It sounds like the Republicans are afraid of more than terrorists. Surely they don't have to protect their candidate who complained about Hillary whining and not being able to take the heat. She said she could take the heat, so why isn't she? She is, so far, simply a publicity stunt.
In Search of Gov. Palin
It is well past time for Sarah Palin, Republican running mate, governor of Alaska and self-proclaimed reformer, to fill in for the voting public the gaping blanks about her record and qualifications to be vice president.
The best way to do that would be exactly what the campaign of John McCain is avoiding — an honest news conference.

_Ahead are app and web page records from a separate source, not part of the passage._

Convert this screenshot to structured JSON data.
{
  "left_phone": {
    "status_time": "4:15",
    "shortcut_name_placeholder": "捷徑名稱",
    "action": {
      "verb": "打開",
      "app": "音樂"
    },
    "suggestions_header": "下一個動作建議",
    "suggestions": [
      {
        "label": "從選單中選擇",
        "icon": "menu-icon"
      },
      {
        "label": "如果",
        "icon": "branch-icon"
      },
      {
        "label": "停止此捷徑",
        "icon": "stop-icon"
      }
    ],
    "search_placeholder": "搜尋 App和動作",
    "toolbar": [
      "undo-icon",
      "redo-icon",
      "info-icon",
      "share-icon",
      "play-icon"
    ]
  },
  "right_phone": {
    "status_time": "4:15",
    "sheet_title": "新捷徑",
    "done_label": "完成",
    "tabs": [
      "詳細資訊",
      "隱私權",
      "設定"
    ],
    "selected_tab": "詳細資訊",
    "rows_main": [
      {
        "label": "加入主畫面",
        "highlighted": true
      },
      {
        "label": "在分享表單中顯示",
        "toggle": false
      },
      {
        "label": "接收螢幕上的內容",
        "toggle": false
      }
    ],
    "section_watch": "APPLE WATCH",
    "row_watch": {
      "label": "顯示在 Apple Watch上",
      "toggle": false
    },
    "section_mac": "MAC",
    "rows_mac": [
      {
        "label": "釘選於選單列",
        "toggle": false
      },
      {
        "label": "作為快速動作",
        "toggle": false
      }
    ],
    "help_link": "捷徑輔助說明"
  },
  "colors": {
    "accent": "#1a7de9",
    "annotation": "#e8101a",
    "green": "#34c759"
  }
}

Instead, she has been the bell-jar candidate, barnstorming safe crowds with socko punch lines and plans for a single interview on ABC News built around a visit to Fairbanks, Alaska, and her hometown of Wasilla.
Just in time for that appearance, Ms. Palin, who was proclaiming her family’s privacy a week ago, will make a political event out of her son’s deployment to Iraq. But as for talking to reporters in general, the McCain campaign sniffishly says they must first show “some level of respect and deference.”
That is a peculiar response for someone who is campaigning as one tough, transparent politician who can take the heat. Why not some detailed questioning? With deference, we believe many questions will arise about this largely unknown politician as reporters properly search beyond the wholesome anecdotes.
Ms. Palin is positioning herself as the kind of politician who knows how to manage the people’s money. She got a big cheer from the Republican convention when Mr. McCain said she had put the Alaska governor’s private plane on eBay.
The running mates both failed to mention that it did not sell on eBay and that she unloaded it later to a businessman for a $600,000 loss. The Chicago Tribune reported that the majority of the plane’s time was used to transport prisoners from Alaska’s crowded jails to Arizona, a job now done by federal marshals.
All of which made it vexing to read the disclosure by The Washington Post that Governor Palin billed Alaska taxpayers for more than 300 nights that she spent at home in her first 18 months in office. The campaign claims the $60-a-day allowance is proper, and various states do have differing per-diem approaches. But voters ought to hear the candidate answering such questions, not for purposes of petty quibbling, but to help fill out their skimpy sense of who Ms. Palin actually is.
She could explain, as well, why she was for the Bridge to Nowhere when it was first proposed and reversed field once it became a symbol of legislative abuse. Even then, the governor helped cycle the $223 million in federal pork to other state needs.
Voters have a right to hear Ms. Palin explain in detail her qualifications to be standby president with no national or foreign policy experience. More is required of any serious candidate for such a high office than one interview with questions put by one selected source.